Top of Available records

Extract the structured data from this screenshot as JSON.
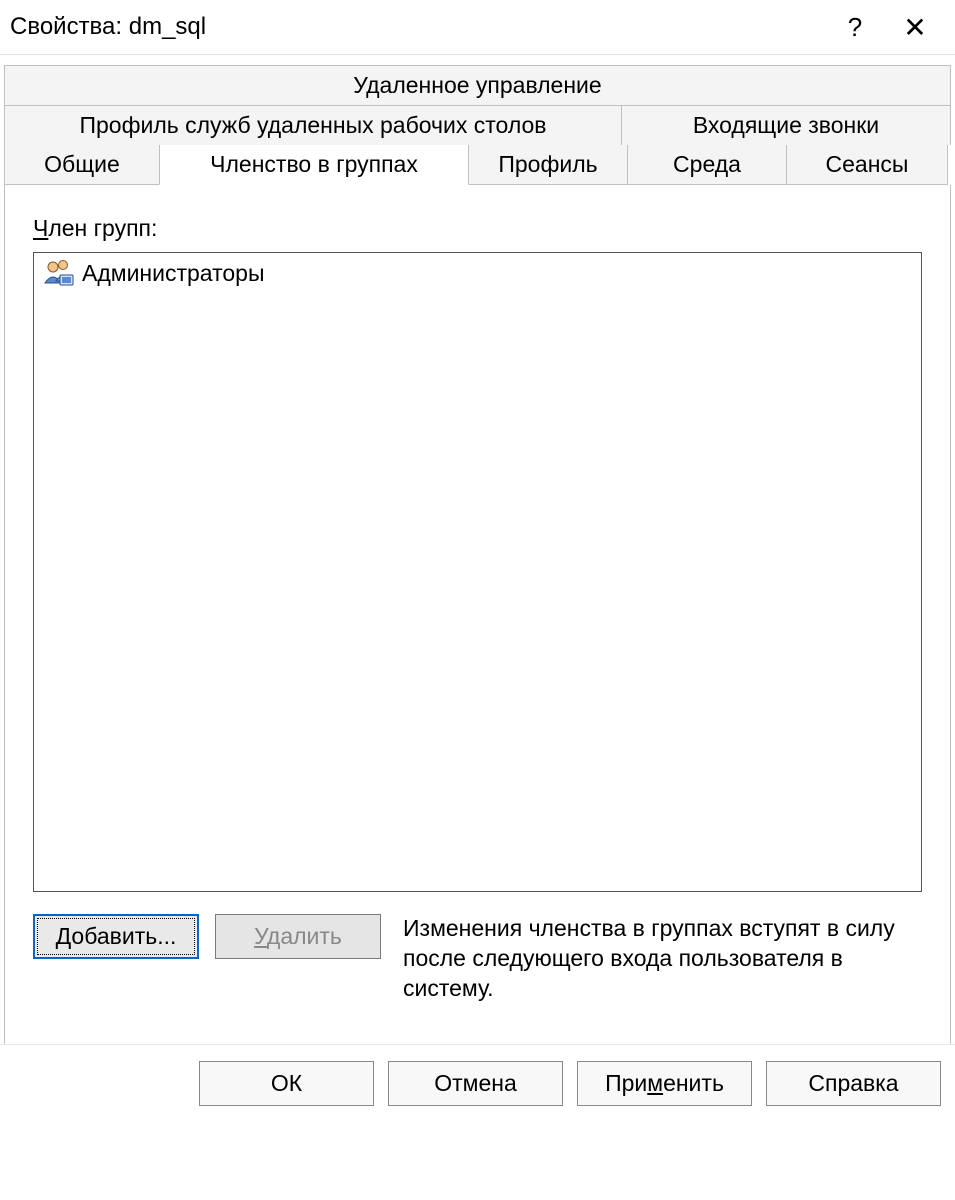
{
  "titlebar": {
    "title": "Свойства: dm_sql",
    "help": "?",
    "close": "✕"
  },
  "tabs": {
    "row1": {
      "remote_mgmt": "Удаленное управление"
    },
    "row2": {
      "rds_profile": "Профиль служб удаленных рабочих столов",
      "incoming_calls": "Входящие звонки"
    },
    "row3": {
      "general": "Общие",
      "membership": "Членство в группах",
      "profile": "Профиль",
      "environment": "Среда",
      "sessions": "Сеансы"
    }
  },
  "panel": {
    "member_of_label_pre": "Ч",
    "member_of_label_rest": "лен групп:",
    "groups": [
      {
        "name": "Администраторы"
      }
    ],
    "add_button_pre": "Д",
    "add_button_rest": "обавить...",
    "remove_button_pre": "У",
    "remove_button_rest": "далить",
    "hint": "Изменения членства в группах вступят в силу после следующего входа пользователя в систему."
  },
  "footer": {
    "ok": "ОК",
    "cancel": "Отмена",
    "apply_pre": "При",
    "apply_u": "м",
    "apply_rest": "енить",
    "help": "Справка"
  }
}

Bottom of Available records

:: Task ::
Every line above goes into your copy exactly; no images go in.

:: Solution to the problem ::
Extract the structured data from this screenshot as JSON.
{
  "titlebar": {
    "title": "Свойства: dm_sql",
    "help": "?",
    "close": "✕"
  },
  "tabs": {
    "row1": {
      "remote_mgmt": "Удаленное управление"
    },
    "row2": {
      "rds_profile": "Профиль служб удаленных рабочих столов",
      "incoming_calls": "Входящие звонки"
    },
    "row3": {
      "general": "Общие",
      "membership": "Членство в группах",
      "profile": "Профиль",
      "environment": "Среда",
      "sessions": "Сеансы"
    }
  },
  "panel": {
    "member_of_label_pre": "Ч",
    "member_of_label_rest": "лен групп:",
    "groups": [
      {
        "name": "Администраторы"
      }
    ],
    "add_button_pre": "Д",
    "add_button_rest": "обавить...",
    "remove_button_pre": "У",
    "remove_button_rest": "далить",
    "hint": "Изменения членства в группах вступят в силу после следующего входа пользователя в систему."
  },
  "footer": {
    "ok": "ОК",
    "cancel": "Отмена",
    "apply_pre": "При",
    "apply_u": "м",
    "apply_rest": "енить",
    "help": "Справка"
  }
}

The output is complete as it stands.